WEEK 5: Become the expert | WEEK 6: Make your words sing | WEEK 7: What to leave in, what to leave out
One of the points I stress from Day One of the freshman writing classes I teach is the importance of paying attention to words.
Sounds like a lesson from Captain Obvious, right?
Well, you'd be shocked at how many people write without paying attention to words. We have a knack for adding frivolous adverbs and adjectives (such as the words "very" and "really," for example. See more here.) We tend to make sentences longer to sound "smarter."

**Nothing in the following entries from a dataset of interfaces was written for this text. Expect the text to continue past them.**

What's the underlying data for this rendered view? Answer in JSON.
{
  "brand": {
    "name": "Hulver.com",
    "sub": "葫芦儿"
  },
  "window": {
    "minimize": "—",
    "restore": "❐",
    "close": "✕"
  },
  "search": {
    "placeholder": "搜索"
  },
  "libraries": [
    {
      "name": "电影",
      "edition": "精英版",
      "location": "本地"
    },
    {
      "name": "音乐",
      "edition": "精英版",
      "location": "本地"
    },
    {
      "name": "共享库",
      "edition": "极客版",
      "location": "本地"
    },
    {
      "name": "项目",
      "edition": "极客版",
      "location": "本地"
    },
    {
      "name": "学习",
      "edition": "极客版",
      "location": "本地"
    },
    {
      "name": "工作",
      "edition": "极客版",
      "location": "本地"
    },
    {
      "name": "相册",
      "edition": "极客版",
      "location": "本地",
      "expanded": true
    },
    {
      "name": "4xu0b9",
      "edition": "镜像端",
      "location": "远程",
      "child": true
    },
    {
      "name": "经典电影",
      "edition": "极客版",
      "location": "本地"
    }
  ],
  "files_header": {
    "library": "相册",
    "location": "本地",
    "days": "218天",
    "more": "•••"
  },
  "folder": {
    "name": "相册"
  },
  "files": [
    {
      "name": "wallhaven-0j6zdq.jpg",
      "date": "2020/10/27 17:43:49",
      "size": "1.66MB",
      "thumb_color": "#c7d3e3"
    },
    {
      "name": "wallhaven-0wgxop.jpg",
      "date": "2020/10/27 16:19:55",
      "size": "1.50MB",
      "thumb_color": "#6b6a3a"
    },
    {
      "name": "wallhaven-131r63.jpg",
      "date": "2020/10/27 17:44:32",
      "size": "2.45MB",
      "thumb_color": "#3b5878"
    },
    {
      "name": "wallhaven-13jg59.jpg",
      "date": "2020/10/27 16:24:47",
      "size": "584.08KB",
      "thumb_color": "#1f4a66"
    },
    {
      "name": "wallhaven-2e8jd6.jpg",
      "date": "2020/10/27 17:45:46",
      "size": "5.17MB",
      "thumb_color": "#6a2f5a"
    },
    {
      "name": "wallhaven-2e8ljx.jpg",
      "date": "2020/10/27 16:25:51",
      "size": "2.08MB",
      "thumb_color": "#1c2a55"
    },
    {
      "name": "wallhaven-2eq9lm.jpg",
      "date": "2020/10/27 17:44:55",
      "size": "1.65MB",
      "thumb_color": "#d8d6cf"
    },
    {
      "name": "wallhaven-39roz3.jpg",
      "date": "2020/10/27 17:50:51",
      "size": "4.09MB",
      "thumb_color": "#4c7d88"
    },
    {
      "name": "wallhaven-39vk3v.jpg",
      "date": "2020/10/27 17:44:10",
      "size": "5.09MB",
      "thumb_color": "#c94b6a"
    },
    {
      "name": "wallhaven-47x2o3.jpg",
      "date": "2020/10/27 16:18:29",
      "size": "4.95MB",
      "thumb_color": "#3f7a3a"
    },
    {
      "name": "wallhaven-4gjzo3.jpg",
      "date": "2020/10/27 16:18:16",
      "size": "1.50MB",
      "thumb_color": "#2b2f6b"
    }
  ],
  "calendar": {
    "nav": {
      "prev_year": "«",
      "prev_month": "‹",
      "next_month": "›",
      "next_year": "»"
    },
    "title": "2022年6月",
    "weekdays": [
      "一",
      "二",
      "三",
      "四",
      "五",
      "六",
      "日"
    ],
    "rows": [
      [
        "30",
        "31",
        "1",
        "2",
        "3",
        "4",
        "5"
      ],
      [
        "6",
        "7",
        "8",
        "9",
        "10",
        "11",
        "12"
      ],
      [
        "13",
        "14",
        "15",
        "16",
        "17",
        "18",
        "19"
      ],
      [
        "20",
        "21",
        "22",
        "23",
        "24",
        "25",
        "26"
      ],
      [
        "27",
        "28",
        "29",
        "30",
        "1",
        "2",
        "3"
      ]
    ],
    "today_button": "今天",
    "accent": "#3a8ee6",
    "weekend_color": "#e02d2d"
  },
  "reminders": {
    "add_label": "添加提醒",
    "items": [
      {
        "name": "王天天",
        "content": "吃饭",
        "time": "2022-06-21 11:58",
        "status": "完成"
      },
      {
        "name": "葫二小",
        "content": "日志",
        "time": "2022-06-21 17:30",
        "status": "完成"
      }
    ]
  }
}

But, the truth is, the direct, efficient sentence is always the more powerful sentence. Brevity is not easy. Mark Twain (allegedly) made a crack about this when he (allegedly) said, "I didn't have time to write a short letter, so I wrote a long one instead." (More on efficient writing from Week 1.)
We can condense our writing when we pay attention to the words. For example, if I wrote the following sentence...
SALLY JENKINS WAS WRITING A COLUMN ABOUT PAT SUMMITT THAT ENDED UP BEING AN INSPIRATION TO ME.
...I would hope that I would see it in my read-through and edit it to...
SALLY JENKINS WROTE AN INSPIRATIONAL COLUMN ABOUT PAT SUMMITT.
To do this, I have to do two key things: 1.) edit myself, and 2.) try to be efficient.
Yes, this means I need to read my own writing critically and with an editor's eye. This typically takes several read-throughs and drafts. (Get that, students? Your first draft is not even close to the end of the writing process.) I also have to know what to look for -- Are my verbs strong? ("Wrote" is always stronger than "was writing," for example.) Can I use a single adjective as opposed to a phrase? Are my descriptions clear, or am I being wordy and/or vague?
This brings me to this week's readings.
OK, OK... by now you I am obsessed with Lin-Manuel Miranda's Broadway musical "Hamilton." Never mind the fact that Miranda read an 832-page biography for fun when he happened upon the inspiration for this smash hit. Never mind that the music mixes hip-hop, rap and classic Broadway show tunes. Never mind that you just don't "get" musicals. (Sure, they're cheesy and, no, King George III never sang to the colonists.)
Still, bear with me as this QUReads directs you to an article from which you will examine Miranda's lyrics.
Why? Because Miranda is a genius at paying attention to his words. (The dude won the Pulitzer Prize for his musical!) And, he is so good at it that his words - literally - sing.
Poynter's Roy Peter Clark examines just one verse of "Hamilton" to prove how Miranda has mastered his words with a purpose. Let's examine the words with him.
I recommend you listen to the "Hamilton" soundtrack or read the lyrics sheet, as well. Miranda's lyrics do not simply rhyme, or employ assonance or alliteration. His lyrics also provide strong descriptions.
*How does Hamilton write, for example? Like he's running out of time, like tomorrow won't arrive, like you need it to survive?
*How do the Hamiltons feel after their son is killed? "There are moments that the words don't reach/There is suffering too terrible to name/You hold your child as tight as you can/And push away the unimaginable/The moments when you're in so deep/It feels easier just swim down."
You don't have to be a poet, a lyricist or a genius to make your stories sing. You just have to pay attention to the words you choose to use -- and to make good decisions.
STILL LOOKING FOR MORE? The story Clark picks out to showcase a news story "singing" is a 2006 New York Times piece by Robert D. McFadden. You can read it here.
What is #QUreads? Each Monday, I will tweet a link to a blog post that will include a selected reading and an explanation of why you should read and study it. You can find it using the hashtag any time. My prediction is that, if you read and study these stories, you will be a better writer by the end of the summer. Granted, if you practice in a journal, read consistently, take note of style and think about what might the writer's decision-making process be, you will improve greatly. I'm just here to help the process along for you.
Feel free to use the Comments section here or on Twitter to discuss the articles and writing techniques, to ask questions, or offer links to other great stories.
Molly Yanity, Ph.D.